── Information supplied ──
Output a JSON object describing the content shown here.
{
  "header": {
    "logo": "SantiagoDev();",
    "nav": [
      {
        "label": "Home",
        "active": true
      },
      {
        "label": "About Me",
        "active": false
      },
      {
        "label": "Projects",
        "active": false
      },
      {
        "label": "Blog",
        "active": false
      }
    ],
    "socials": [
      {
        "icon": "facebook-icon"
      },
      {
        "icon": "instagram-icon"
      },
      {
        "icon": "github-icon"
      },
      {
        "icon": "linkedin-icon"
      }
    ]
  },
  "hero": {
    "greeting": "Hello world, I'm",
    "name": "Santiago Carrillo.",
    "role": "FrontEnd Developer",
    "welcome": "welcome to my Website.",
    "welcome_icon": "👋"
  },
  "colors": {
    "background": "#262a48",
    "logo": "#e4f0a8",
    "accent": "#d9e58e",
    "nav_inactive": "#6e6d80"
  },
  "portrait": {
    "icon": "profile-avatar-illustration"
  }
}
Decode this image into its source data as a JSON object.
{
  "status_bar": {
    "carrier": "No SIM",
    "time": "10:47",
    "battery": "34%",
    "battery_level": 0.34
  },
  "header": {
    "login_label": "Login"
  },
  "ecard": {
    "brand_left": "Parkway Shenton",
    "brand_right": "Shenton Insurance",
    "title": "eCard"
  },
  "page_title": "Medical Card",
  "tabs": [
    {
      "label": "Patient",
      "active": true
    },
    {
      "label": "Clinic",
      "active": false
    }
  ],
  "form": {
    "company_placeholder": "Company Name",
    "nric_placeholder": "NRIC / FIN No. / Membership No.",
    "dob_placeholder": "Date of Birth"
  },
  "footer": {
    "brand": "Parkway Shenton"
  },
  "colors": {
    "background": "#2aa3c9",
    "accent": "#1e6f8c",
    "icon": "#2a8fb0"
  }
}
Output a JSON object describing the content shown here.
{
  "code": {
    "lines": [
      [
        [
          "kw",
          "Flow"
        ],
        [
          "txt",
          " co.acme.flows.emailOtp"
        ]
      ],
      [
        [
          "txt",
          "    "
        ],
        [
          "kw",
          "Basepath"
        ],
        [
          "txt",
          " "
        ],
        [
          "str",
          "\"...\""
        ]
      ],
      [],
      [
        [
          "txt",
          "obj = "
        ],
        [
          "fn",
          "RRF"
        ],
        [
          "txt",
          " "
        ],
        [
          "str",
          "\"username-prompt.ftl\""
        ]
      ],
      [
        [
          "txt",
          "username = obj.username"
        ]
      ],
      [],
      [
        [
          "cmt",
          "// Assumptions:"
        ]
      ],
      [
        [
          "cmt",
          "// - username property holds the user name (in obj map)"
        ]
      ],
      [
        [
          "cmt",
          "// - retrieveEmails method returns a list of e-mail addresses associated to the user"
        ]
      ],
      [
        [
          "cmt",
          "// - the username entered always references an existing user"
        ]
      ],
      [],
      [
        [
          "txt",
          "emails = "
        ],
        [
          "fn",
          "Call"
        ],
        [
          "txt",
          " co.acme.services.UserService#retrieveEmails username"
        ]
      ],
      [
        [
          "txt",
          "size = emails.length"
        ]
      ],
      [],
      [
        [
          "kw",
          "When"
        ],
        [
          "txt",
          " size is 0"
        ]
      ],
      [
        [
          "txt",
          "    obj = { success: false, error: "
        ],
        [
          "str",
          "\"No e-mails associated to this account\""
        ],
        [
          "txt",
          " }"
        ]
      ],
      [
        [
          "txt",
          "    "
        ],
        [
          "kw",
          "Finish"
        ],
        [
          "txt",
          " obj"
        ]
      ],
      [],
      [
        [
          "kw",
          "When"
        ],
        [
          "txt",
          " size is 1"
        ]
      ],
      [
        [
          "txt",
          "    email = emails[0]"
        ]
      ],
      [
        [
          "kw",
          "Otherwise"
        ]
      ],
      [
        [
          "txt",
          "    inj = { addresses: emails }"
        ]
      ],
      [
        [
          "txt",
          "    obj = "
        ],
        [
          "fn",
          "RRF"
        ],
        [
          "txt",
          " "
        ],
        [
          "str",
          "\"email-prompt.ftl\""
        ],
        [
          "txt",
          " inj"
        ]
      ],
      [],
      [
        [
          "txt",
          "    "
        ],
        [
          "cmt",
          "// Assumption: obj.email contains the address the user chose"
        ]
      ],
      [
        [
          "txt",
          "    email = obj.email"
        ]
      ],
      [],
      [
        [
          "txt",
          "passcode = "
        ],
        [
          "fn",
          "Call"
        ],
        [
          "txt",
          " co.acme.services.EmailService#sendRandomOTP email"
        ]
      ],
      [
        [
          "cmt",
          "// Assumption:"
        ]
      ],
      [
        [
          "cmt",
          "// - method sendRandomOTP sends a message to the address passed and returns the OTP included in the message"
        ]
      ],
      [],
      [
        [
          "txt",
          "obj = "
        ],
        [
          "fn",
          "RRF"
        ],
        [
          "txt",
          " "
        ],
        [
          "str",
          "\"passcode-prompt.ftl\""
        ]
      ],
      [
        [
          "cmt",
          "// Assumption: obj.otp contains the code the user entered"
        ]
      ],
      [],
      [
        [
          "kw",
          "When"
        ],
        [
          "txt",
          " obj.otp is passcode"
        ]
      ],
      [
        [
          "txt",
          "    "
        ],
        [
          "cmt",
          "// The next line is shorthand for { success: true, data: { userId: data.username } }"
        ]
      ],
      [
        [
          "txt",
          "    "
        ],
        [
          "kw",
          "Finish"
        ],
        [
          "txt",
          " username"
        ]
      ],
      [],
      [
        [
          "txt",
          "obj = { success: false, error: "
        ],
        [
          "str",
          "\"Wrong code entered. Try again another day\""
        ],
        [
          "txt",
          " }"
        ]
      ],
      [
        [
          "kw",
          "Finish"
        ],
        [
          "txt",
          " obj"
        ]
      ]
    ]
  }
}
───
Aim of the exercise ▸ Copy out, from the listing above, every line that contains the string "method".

Your response ▸
          "// - retrieveEmails method returns a list of e-mail addresses associated to the user"
          "// - method sendRandomOTP sends a message to the address passed and returns the OTP included in the message"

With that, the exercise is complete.